[Dataset records]

= = = = =

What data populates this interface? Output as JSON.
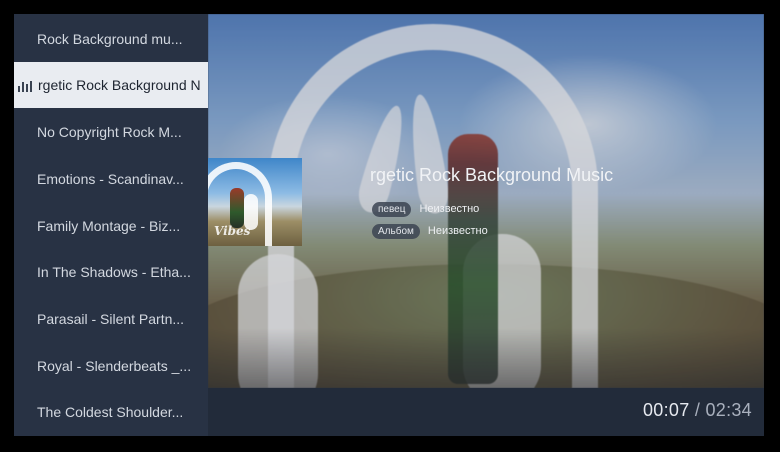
{
  "playlist": [
    {
      "label": "Rock Background mu..."
    },
    {
      "label": "rgetic Rock Background N",
      "active": true
    },
    {
      "label": "No Copyright Rock M..."
    },
    {
      "label": "Emotions - Scandinav..."
    },
    {
      "label": "Family Montage - Biz..."
    },
    {
      "label": "In The Shadows - Etha..."
    },
    {
      "label": "Parasail - Silent Partn..."
    },
    {
      "label": "Royal - Slenderbeats _..."
    },
    {
      "label": "The Coldest Shoulder..."
    }
  ],
  "now_playing": {
    "title": "rgetic Rock Background Music",
    "artist_tag": "певец",
    "artist_value": "Неизвестно",
    "album_tag": "Альбом",
    "album_value": "Неизвестно",
    "thumbnail_text": "Vibes"
  },
  "playback": {
    "current_time": "00:07",
    "separator": "/",
    "total_time": "02:34"
  },
  "icons": {
    "active_indicator": "equalizer-bars-icon"
  },
  "colors": {
    "sidebar_bg": "#283244",
    "active_item_bg": "#e9ecf1",
    "bottom_bar_bg": "#222b3a"
  }
}
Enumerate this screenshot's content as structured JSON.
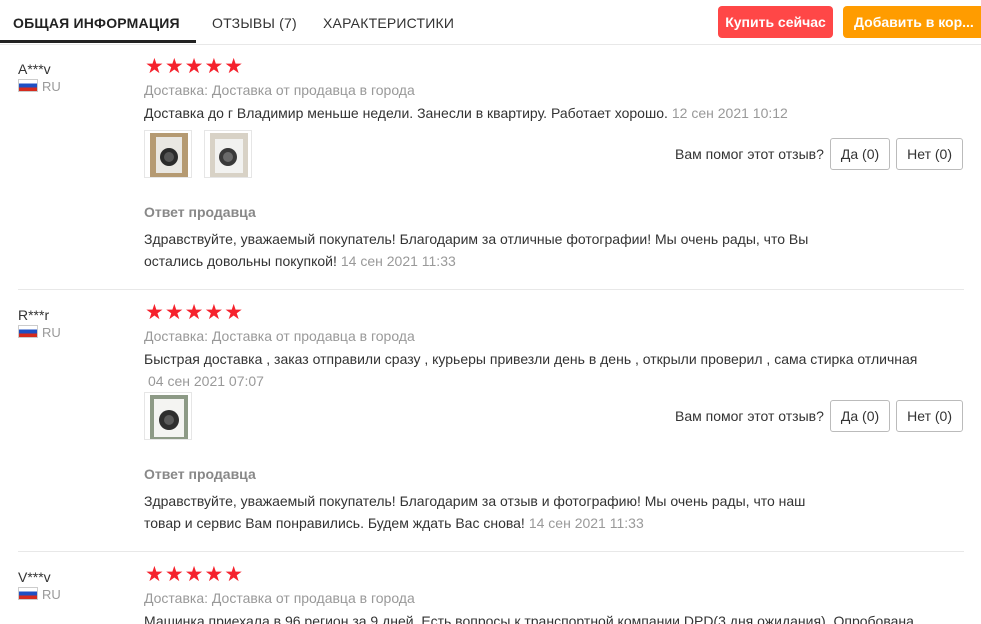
{
  "tabs": [
    {
      "label": "ОБЩАЯ ИНФОРМАЦИЯ"
    },
    {
      "label": "ОТЗЫВЫ (7)"
    },
    {
      "label": "ХАРАКТЕРИСТИКИ"
    }
  ],
  "buttons": {
    "buy_now": "Купить сейчас",
    "add_to_cart": "Добавить в кор..."
  },
  "colors": {
    "buy": "#ff4747",
    "cart": "#ff9c00",
    "stars": "#f5222d"
  },
  "reviews": [
    {
      "user": "A***v",
      "country": "RU",
      "rating": 5,
      "stars": "★★★★★",
      "delivery": "Доставка: Доставка от продавца в города",
      "text": "Доставка до г Владимир меньше недели. Занесли в квартиру. Работает хорошо.",
      "date": "12 сен 2021 10:12",
      "helpful_question": "Вам помог этот отзыв?",
      "yes": "Да (0)",
      "no": "Нет (0)",
      "seller_title": "Ответ продавца",
      "seller_text": "Здравствуйте, уважаемый покупатель! Благодарим за отличные фотографии! Мы очень рады, что Вы остались довольны покупкой!",
      "seller_date": "14 сен 2021 11:33"
    },
    {
      "user": "R***r",
      "country": "RU",
      "rating": 5,
      "stars": "★★★★★",
      "delivery": "Доставка: Доставка от продавца в города",
      "text": "Быстрая доставка , заказ отправили сразу , курьеры привезли день в день , открыли проверил , сама стирка отличная",
      "date": "04 сен 2021 07:07",
      "helpful_question": "Вам помог этот отзыв?",
      "yes": "Да (0)",
      "no": "Нет (0)",
      "seller_title": "Ответ продавца",
      "seller_text": "Здравствуйте, уважаемый покупатель! Благодарим за отзыв и фотографию! Мы очень рады, что наш товар и сервис Вам понравились. Будем ждать Вас снова!",
      "seller_date": "14 сен 2021 11:33"
    },
    {
      "user": "V***v",
      "country": "RU",
      "rating": 5,
      "stars": "★★★★★",
      "delivery": "Доставка: Доставка от продавца в города",
      "text": "Машинка приехала в 96 регион за 9 дней. Есть вопросы к транспортной компании DPD(3 дня ожидания). Опробована"
    }
  ]
}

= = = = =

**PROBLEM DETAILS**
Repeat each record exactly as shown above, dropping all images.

**REPLY TO THE EXERCISE**
What data populates this interface? Output as JSON.
{
  "playlist": [
    {
      "label": "Rock Background mu..."
    },
    {
      "label": "rgetic Rock Background N",
      "active": true
    },
    {
      "label": "No Copyright Rock M..."
    },
    {
      "label": "Emotions - Scandinav..."
    },
    {
      "label": "Family Montage - Biz..."
    },
    {
      "label": "In The Shadows - Etha..."
    },
    {
      "label": "Parasail - Silent Partn..."
    },
    {
      "label": "Royal - Slenderbeats _..."
    },
    {
      "label": "The Coldest Shoulder..."
    }
  ],
  "now_playing": {
    "title": "rgetic Rock Background Music",
    "artist_tag": "певец",
    "artist_value": "Неизвестно",
    "album_tag": "Альбом",
    "album_value": "Неизвестно",
    "thumbnail_text": "Vibes"
  },
  "playback": {
    "current_time": "00:07",
    "separator": "/",
    "total_time": "02:34"
  },
  "icons": {
    "active_indicator": "equalizer-bars-icon"
  },
  "colors": {
    "sidebar_bg": "#283244",
    "active_item_bg": "#e9ecf1",
    "bottom_bar_bg": "#222b3a"
  }
}
Enumerate this screenshot's content as structured JSON.
{
  "tabs": [
    {
      "label": "ОБЩАЯ ИНФОРМАЦИЯ"
    },
    {
      "label": "ОТЗЫВЫ (7)"
    },
    {
      "label": "ХАРАКТЕРИСТИКИ"
    }
  ],
  "buttons": {
    "buy_now": "Купить сейчас",
    "add_to_cart": "Добавить в кор..."
  },
  "colors": {
    "buy": "#ff4747",
    "cart": "#ff9c00",
    "stars": "#f5222d"
  },
  "reviews": [
    {
      "user": "A***v",
      "country": "RU",
      "rating": 5,
      "stars": "★★★★★",
      "delivery": "Доставка: Доставка от продавца в города",
      "text": "Доставка до г Владимир меньше недели. Занесли в квартиру. Работает хорошо.",
      "date": "12 сен 2021 10:12",
      "helpful_question": "Вам помог этот отзыв?",
      "yes": "Да (0)",
      "no": "Нет (0)",
      "seller_title": "Ответ продавца",
      "seller_text": "Здравствуйте, уважаемый покупатель! Благодарим за отличные фотографии! Мы очень рады, что Вы остались довольны покупкой!",
      "seller_date": "14 сен 2021 11:33"
    },
    {
      "user": "R***r",
      "country": "RU",
      "rating": 5,
      "stars": "★★★★★",
      "delivery": "Доставка: Доставка от продавца в города",
      "text": "Быстрая доставка , заказ отправили сразу , курьеры привезли день в день , открыли проверил , сама стирка отличная",
      "date": "04 сен 2021 07:07",
      "helpful_question": "Вам помог этот отзыв?",
      "yes": "Да (0)",
      "no": "Нет (0)",
      "seller_title": "Ответ продавца",
      "seller_text": "Здравствуйте, уважаемый покупатель! Благодарим за отзыв и фотографию! Мы очень рады, что наш товар и сервис Вам понравились. Будем ждать Вас снова!",
      "seller_date": "14 сен 2021 11:33"
    },
    {
      "user": "V***v",
      "country": "RU",
      "rating": 5,
      "stars": "★★★★★",
      "delivery": "Доставка: Доставка от продавца в города",
      "text": "Машинка приехала в 96 регион за 9 дней. Есть вопросы к транспортной компании DPD(3 дня ожидания). Опробована"
    }
  ]
}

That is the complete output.